What the exercise asks
Check each line below for the word "title", and copy those that have it.

•••••

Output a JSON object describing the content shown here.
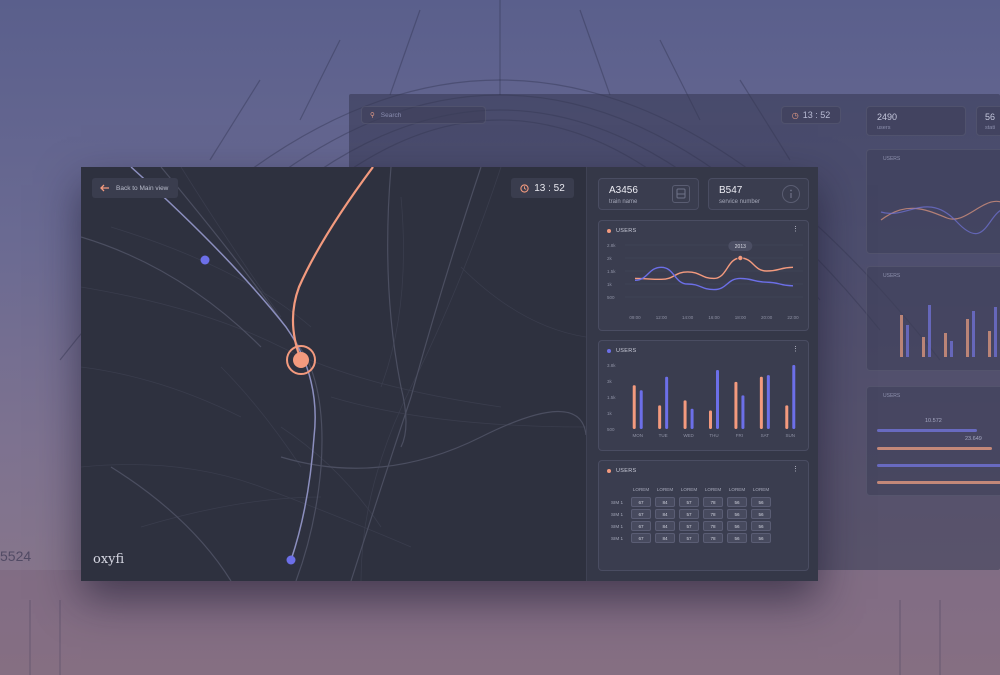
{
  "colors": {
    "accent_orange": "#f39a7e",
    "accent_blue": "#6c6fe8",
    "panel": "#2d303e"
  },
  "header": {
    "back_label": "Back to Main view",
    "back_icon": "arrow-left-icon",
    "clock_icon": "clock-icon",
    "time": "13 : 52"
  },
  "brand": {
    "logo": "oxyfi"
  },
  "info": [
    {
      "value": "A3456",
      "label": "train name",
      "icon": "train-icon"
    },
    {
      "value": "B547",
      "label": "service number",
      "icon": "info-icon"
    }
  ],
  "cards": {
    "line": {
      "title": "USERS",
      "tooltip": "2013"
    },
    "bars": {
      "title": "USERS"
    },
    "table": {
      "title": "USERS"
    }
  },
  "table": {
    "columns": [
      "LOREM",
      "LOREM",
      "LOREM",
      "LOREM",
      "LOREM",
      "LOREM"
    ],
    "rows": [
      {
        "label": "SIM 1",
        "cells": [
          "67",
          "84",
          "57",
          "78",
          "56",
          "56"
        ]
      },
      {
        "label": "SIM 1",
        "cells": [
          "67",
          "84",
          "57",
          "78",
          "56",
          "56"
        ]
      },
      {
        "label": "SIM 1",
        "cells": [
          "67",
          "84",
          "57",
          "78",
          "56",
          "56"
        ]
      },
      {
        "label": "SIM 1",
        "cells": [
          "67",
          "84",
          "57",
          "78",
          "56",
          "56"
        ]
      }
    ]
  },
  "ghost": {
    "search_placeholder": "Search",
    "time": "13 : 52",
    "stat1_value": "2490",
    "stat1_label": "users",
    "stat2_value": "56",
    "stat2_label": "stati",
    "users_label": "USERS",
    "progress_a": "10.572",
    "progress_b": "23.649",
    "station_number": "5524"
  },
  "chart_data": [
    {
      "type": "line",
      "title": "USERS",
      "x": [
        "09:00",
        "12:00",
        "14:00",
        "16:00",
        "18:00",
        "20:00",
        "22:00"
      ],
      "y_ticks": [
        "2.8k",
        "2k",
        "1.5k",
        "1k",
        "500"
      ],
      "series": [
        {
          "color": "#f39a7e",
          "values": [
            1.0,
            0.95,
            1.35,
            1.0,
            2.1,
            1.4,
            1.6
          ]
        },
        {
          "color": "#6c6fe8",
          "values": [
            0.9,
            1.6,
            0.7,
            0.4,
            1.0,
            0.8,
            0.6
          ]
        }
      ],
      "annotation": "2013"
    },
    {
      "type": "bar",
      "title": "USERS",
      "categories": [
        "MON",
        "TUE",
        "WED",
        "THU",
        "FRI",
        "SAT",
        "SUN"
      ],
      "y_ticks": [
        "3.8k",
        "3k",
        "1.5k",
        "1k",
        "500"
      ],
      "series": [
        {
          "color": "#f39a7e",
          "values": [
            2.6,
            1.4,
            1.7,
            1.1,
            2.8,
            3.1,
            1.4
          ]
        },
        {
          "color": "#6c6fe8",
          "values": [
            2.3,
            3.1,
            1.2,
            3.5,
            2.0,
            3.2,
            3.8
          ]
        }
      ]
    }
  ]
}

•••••

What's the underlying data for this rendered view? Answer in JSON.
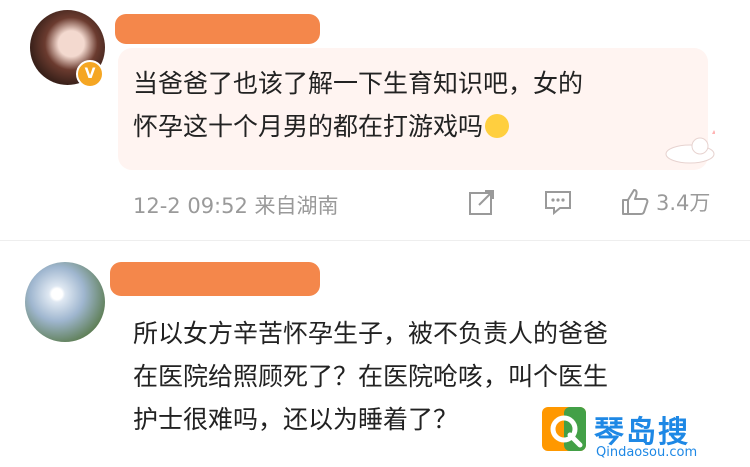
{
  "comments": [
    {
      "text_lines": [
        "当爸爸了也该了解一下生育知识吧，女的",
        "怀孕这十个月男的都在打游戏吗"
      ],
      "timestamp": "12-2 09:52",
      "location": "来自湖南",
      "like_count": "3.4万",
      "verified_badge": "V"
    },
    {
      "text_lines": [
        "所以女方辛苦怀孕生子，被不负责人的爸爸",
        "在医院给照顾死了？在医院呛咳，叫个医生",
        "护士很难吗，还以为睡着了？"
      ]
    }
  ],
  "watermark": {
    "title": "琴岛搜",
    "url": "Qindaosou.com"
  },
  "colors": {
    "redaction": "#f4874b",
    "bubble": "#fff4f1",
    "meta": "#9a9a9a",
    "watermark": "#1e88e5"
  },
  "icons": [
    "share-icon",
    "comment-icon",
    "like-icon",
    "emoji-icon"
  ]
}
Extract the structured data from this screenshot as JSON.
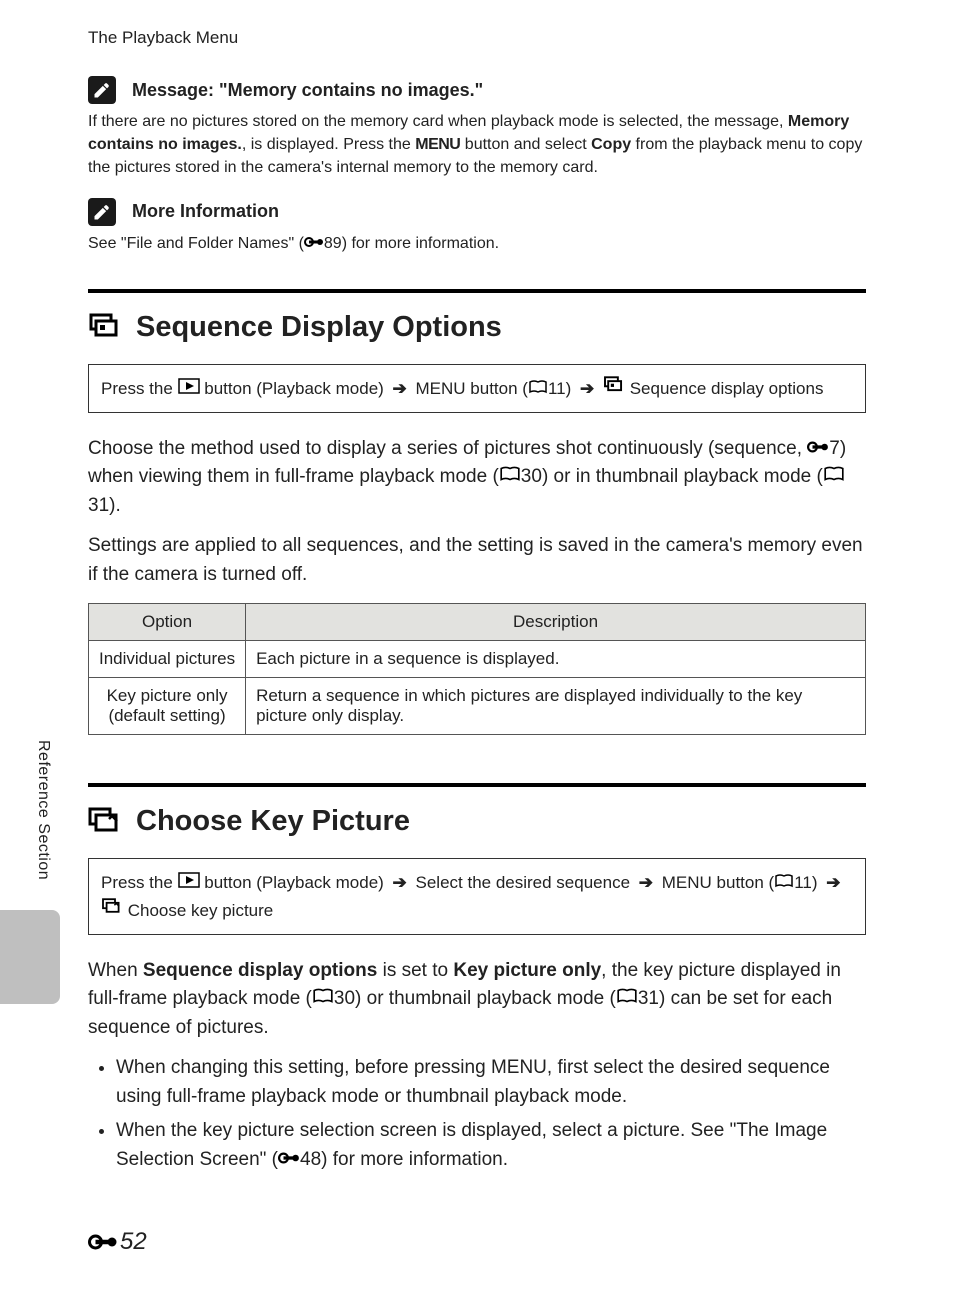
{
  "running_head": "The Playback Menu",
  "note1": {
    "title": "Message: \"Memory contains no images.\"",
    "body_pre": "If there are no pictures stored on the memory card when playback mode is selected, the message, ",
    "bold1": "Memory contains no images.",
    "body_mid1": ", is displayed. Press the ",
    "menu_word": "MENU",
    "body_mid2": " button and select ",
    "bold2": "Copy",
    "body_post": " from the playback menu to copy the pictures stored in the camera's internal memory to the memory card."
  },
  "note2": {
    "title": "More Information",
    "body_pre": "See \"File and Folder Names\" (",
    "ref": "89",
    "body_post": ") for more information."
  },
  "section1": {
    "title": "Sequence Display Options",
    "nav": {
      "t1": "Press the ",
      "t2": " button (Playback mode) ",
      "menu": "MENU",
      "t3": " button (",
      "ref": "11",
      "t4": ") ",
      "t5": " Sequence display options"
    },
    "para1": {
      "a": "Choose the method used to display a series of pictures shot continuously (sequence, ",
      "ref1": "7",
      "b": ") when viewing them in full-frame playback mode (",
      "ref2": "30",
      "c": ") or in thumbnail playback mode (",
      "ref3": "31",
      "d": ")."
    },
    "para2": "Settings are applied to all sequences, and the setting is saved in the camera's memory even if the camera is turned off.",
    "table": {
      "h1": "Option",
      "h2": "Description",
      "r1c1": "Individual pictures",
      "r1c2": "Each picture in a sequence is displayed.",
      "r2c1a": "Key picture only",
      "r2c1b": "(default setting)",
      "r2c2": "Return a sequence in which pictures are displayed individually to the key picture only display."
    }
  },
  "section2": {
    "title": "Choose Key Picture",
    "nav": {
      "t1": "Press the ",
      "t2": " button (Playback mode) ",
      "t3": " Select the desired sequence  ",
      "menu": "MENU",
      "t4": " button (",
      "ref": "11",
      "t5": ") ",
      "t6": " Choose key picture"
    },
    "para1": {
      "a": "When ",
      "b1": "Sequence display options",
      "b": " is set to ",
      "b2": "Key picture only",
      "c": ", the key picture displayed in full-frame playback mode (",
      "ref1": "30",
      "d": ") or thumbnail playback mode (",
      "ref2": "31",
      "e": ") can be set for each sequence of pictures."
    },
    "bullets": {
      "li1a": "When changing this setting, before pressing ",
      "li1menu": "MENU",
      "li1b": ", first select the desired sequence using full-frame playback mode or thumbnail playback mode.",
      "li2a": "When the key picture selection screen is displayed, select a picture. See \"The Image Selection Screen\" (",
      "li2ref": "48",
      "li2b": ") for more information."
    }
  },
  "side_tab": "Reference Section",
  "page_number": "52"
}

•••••

Written answer
      "title": "USERS",
      "title": "USERS"
      "title": "USERS"
      "title": "USERS",
      "title": "USERS",
    "title": "琴岛搜",
    "title": "Message: \"Memory contains no images.\"",
    "title": "More Information",
    "title": "Sequence Display Options",
    "title": "Choose Key Picture",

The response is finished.